On June 4, Sutton was driving home from work when he spotted a vehicle pulled into a wooded area with two men putting metal objects into the trunk.

Suspecting criminal activity, Sutton stopped at a distance and watched the men. He called dispatch and asked for an on-duty officer to come investigate.

Before another officer could arrive, the men left and Sutton followed them for several miles until they stopped at a stop sign and one man got out of the vehicle.

Sutton got out of his vehicle, with his gun drawn, and told the man to get on the ground. he ordered two men still in the vehicle to get out of the car and he detained the three until deputies arrived.

Sheriff David Davis deemed Sutton's actions as violating the directive prohibiting him from engaging in law enforcement functions and he was fired for insubordination.

During the July hearing, Sutton and his lawyer argued that he didn't do anything that any private citizen could not do under Georgia law to enact a "citizen's arrest."

Sutton also argued that the definition of "law enforcement functions" was unclear and he didn't know what activities he was forbidden from performing.

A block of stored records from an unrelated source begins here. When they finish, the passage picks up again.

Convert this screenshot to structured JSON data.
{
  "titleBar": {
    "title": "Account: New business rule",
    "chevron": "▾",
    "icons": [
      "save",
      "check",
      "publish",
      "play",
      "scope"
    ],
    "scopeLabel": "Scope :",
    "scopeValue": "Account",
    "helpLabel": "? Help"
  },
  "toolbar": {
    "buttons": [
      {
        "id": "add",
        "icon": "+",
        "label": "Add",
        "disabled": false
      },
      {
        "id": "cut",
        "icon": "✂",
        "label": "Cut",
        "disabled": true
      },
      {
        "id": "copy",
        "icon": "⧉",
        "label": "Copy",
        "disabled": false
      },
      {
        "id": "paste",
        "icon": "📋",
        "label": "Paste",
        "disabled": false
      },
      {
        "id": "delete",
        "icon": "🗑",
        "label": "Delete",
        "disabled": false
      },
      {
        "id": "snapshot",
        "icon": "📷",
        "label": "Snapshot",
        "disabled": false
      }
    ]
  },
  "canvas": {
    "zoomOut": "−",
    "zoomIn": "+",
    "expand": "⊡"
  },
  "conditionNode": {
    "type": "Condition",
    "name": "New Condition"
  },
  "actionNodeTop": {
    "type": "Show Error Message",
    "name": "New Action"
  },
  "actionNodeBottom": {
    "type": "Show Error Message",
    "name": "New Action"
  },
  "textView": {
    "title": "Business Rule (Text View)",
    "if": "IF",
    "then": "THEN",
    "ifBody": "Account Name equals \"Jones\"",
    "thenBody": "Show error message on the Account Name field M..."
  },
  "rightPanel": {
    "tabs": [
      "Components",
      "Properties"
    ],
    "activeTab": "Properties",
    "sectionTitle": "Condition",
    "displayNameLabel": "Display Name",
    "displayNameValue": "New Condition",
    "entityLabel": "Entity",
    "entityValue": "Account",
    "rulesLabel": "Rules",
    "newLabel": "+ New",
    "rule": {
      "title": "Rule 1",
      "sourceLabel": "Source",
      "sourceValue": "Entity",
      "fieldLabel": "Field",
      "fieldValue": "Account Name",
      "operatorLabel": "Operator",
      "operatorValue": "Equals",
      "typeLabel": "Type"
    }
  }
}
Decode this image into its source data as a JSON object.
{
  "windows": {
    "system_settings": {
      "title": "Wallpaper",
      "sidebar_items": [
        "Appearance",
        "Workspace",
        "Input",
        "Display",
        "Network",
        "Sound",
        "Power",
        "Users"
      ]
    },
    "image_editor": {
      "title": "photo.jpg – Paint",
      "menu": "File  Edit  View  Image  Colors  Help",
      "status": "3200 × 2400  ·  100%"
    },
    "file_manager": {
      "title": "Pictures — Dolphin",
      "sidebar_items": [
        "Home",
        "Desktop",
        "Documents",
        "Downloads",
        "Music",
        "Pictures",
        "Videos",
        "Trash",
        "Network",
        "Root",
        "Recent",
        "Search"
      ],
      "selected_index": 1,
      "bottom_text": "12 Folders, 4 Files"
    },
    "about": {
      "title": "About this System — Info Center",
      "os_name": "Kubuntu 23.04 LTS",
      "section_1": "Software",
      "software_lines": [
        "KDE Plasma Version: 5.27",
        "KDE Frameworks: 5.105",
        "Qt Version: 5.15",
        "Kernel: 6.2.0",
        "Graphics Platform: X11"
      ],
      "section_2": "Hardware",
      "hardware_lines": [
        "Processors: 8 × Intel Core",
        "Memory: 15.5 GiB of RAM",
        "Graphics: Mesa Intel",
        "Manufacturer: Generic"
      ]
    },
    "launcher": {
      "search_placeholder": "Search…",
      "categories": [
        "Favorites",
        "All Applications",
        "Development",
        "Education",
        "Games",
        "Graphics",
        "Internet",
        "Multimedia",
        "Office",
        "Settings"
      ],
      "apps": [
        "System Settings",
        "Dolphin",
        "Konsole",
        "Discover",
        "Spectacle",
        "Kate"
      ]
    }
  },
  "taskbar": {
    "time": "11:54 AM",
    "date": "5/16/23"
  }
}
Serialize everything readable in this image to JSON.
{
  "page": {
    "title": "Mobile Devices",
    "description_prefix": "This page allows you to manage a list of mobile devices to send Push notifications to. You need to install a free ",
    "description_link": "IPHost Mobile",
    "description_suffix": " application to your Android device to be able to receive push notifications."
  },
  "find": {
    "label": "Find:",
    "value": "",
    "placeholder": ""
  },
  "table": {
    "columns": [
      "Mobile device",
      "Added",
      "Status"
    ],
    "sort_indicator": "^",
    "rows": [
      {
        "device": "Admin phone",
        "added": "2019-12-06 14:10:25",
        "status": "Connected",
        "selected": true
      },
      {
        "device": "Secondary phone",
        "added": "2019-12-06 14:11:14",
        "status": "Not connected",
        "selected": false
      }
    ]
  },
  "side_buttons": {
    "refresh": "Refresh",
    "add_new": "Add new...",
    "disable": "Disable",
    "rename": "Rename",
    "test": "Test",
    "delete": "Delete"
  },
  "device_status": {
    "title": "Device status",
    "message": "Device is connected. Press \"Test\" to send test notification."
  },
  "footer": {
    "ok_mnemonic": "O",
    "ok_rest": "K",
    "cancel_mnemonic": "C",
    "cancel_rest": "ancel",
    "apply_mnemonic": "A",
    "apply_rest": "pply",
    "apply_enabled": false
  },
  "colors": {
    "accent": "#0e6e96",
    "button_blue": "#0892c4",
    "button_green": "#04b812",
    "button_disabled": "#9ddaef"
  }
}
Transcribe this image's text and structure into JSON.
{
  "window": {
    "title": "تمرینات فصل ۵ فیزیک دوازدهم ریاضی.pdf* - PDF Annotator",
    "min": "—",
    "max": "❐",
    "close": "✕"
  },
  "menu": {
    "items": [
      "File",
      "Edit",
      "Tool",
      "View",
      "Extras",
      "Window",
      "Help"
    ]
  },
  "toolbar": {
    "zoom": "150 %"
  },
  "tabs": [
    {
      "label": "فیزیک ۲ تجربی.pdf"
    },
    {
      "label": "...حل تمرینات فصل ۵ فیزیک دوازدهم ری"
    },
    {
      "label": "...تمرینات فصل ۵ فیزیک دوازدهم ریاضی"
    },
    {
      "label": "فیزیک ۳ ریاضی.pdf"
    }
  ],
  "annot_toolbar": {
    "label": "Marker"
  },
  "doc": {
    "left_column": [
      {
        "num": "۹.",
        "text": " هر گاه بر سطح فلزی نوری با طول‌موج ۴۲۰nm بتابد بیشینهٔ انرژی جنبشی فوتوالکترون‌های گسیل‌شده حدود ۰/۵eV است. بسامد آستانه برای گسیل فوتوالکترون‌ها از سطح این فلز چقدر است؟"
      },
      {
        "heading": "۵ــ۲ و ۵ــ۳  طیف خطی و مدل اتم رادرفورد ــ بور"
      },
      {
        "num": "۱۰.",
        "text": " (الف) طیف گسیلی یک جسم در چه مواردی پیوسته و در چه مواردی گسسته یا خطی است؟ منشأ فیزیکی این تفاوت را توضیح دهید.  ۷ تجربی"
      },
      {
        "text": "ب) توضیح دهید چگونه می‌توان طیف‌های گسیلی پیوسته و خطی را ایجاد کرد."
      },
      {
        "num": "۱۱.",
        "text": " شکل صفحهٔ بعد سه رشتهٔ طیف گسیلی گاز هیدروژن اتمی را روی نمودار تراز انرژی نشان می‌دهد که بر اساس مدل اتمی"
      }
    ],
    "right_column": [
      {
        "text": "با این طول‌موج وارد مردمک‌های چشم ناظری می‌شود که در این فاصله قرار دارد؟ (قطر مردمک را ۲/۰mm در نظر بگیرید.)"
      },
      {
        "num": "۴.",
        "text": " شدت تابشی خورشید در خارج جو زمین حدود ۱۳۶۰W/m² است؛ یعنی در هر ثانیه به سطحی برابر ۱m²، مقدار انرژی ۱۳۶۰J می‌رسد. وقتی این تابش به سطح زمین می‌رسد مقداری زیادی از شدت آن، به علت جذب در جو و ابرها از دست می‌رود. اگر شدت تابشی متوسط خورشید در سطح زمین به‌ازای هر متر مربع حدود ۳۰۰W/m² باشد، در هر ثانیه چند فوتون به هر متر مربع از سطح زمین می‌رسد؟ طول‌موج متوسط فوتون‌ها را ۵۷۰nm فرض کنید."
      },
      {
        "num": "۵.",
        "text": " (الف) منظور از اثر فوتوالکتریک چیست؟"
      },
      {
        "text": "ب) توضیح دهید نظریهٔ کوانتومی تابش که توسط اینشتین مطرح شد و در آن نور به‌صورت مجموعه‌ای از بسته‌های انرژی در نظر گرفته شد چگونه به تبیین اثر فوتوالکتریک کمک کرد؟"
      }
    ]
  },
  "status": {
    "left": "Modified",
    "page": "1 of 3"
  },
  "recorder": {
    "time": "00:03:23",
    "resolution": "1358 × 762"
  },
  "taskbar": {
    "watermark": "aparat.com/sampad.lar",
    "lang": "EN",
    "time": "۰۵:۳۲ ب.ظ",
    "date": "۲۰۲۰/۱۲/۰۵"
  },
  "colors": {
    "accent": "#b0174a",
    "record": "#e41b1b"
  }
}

The judge found that Sutton's actions clearly fell within any reasonable definition of "law enforcement functions" and that he was not "similarly situated to a private citizen" who would perform a citizen's arrest.

Assistant County Attorney Opie Bowen said the ruling wasn't subject to release until 10 days after the judge's decision. The disclosure date fell on Saturday when county offices were closed.

Sutton fell under scrutiny in December 2012 when he shot and killed Sammie "Junebug" Davis Jr. in the Kroger parking lot on Pio Nono Avenue after Davis attacked him. The shooting was later ruled to have been justified.

Bibb County deputies requested that the GBI look into Sutton's actions on the day he wounded a dog in March while pursing suspects on Cherry Avenue.

One of the men claimed Sutton got out of his car with his gun drawn, fired shots at the barking dog and also shot toward the men, injuring Shawn Taylor, then 42.

Sutton claimed the man was hurt when he was ordered to the ground and suffered an abrasion on his knee.

Over several weeks, GBI agents and crime scene investigators examined all of the evidence in the case, including forensics from the location.

Thursday, the GBI turns over the results of their investigation to Bibb District Attorney David Cooke and Sheriff David Davis.

"We don't take a position," said J.T. Ricketson, special agent in charge of the Perry office of the GBI. "We just present what we've got."

Cooke will determine if any laws were broken and Davis will check to see if Sutton violated any department policy in that incident.

Ricketson said the reviews of officer-involved shootings can also help departments hone training to avoid similar incidents.

Writer Liz Fabian contributed to this story. Check back at for more on this story.

Copyright 2014 - The Macon Telegraph

McClatchy-Tribune News Service